EXERCISE DESCRIPTION>
Will you quote only the lines starting at the one that contains "Extract the structured" and ending with the last line of the listing below, inclusive?

DATA>
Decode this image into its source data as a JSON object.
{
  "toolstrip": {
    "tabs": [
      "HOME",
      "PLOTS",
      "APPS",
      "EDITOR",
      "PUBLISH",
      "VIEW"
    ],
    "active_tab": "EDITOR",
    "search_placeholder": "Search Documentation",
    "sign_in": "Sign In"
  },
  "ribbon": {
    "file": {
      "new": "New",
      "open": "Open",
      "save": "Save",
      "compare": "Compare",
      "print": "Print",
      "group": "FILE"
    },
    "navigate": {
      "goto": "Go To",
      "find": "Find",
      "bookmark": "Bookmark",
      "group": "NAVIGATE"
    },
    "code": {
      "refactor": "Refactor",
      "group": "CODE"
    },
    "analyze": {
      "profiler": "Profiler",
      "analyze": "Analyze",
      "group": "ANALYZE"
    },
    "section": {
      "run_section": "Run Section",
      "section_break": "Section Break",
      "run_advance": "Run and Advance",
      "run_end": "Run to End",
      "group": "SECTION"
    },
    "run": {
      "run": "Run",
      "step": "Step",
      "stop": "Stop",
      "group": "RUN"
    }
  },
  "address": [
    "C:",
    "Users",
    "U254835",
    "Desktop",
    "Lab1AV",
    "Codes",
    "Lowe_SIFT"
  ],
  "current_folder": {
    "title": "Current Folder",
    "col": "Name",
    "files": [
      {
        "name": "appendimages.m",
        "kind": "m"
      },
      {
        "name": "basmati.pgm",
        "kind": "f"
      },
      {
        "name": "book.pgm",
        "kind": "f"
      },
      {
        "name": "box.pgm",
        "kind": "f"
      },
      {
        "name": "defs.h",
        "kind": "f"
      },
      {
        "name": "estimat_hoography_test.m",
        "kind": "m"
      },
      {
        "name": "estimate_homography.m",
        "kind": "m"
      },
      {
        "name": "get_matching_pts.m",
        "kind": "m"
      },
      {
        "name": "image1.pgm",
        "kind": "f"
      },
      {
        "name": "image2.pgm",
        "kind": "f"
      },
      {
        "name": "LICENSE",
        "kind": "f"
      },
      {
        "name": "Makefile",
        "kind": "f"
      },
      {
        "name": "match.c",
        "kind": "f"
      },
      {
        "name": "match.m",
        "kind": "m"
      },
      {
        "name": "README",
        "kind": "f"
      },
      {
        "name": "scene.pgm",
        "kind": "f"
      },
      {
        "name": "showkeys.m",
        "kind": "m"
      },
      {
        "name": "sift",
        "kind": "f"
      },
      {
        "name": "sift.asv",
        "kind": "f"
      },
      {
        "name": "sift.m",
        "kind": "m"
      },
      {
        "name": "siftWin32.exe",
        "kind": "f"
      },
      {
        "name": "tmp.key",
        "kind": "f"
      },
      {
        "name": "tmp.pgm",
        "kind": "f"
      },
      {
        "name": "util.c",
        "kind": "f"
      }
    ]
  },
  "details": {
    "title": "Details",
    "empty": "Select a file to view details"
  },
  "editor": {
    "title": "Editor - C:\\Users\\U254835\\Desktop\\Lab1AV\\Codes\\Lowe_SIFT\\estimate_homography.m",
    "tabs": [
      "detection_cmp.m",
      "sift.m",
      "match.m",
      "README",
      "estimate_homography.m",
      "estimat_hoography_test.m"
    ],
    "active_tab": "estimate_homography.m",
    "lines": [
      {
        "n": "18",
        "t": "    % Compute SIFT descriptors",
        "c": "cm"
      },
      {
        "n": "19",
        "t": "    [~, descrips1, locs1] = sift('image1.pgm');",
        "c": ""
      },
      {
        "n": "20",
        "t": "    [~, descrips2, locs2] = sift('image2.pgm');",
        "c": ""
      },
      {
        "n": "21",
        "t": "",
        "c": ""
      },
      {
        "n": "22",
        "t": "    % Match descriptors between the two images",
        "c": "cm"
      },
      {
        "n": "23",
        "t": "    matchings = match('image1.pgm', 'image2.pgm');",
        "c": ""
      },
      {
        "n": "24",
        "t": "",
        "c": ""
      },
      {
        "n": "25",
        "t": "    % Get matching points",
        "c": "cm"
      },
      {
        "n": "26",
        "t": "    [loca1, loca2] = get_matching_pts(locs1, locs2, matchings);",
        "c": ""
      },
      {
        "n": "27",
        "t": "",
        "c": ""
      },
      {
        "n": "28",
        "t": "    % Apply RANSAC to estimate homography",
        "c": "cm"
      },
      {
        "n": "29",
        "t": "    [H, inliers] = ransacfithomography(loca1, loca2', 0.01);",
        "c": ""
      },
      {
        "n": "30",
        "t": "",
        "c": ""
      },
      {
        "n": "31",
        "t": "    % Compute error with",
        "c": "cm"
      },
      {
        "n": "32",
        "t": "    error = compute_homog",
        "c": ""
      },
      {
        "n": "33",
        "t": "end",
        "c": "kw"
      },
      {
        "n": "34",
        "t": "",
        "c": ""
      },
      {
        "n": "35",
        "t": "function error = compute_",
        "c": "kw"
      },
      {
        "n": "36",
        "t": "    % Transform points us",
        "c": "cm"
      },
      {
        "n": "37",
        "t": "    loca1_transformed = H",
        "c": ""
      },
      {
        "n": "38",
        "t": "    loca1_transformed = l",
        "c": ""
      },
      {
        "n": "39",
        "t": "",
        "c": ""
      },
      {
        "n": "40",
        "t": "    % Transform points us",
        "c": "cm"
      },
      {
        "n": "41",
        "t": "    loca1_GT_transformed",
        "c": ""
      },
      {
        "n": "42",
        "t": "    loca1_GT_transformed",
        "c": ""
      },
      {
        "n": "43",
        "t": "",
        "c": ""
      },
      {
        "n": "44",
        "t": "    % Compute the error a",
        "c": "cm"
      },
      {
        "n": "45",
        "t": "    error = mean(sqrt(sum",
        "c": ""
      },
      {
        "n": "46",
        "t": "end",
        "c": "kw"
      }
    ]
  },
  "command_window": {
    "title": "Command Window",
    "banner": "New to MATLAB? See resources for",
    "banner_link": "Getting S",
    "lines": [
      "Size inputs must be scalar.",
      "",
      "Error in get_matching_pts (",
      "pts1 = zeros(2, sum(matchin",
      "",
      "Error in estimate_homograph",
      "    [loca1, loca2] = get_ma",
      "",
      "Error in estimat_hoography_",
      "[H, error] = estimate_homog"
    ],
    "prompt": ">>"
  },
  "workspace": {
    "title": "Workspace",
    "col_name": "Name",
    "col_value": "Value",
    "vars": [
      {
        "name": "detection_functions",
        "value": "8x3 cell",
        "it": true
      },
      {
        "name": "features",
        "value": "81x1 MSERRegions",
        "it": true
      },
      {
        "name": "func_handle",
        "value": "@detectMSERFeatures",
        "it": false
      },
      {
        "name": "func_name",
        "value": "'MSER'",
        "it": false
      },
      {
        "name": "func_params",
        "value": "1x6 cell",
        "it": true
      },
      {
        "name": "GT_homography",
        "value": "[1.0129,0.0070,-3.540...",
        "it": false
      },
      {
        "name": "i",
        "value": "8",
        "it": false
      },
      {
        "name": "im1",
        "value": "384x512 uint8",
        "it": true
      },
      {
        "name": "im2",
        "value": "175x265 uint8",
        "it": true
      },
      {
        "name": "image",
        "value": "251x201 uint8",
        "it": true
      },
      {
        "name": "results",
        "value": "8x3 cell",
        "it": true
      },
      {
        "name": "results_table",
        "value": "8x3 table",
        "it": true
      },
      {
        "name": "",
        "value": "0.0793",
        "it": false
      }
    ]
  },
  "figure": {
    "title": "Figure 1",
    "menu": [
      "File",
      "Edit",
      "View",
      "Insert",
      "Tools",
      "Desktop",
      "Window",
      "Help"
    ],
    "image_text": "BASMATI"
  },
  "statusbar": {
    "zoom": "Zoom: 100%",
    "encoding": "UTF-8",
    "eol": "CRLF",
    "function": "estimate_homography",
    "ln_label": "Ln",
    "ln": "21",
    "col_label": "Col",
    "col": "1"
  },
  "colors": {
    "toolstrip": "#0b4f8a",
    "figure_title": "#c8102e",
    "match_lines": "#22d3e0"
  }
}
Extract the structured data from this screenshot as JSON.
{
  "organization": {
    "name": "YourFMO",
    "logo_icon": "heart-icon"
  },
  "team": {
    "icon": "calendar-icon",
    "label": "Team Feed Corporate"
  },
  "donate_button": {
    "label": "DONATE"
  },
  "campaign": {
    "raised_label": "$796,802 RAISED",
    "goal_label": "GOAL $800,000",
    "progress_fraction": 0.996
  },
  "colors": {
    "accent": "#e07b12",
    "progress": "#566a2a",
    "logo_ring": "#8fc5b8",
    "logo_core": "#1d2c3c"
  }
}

WRITTEN ANSWER>
Extract the structured data from this screenshot as JSON.
{
  "organization": {
    "name": "YourFMO",
    "logo_icon": "heart-icon"
  },
  "team": {
    "icon": "calendar-icon",
    "label": "Team Feed Corporate"
  },
  "donate_button": {
    "label": "DONATE"
  },
  "campaign": {
    "raised_label": "$796,802 RAISED",
    "goal_label": "GOAL $800,000",
    "progress_fraction": 0.996
  },
  "colors": {
    "accent": "#e07b12",
    "progress": "#566a2a",
    "logo_ring": "#8fc5b8",
    "logo_core": "#1d2c3c"
  }
}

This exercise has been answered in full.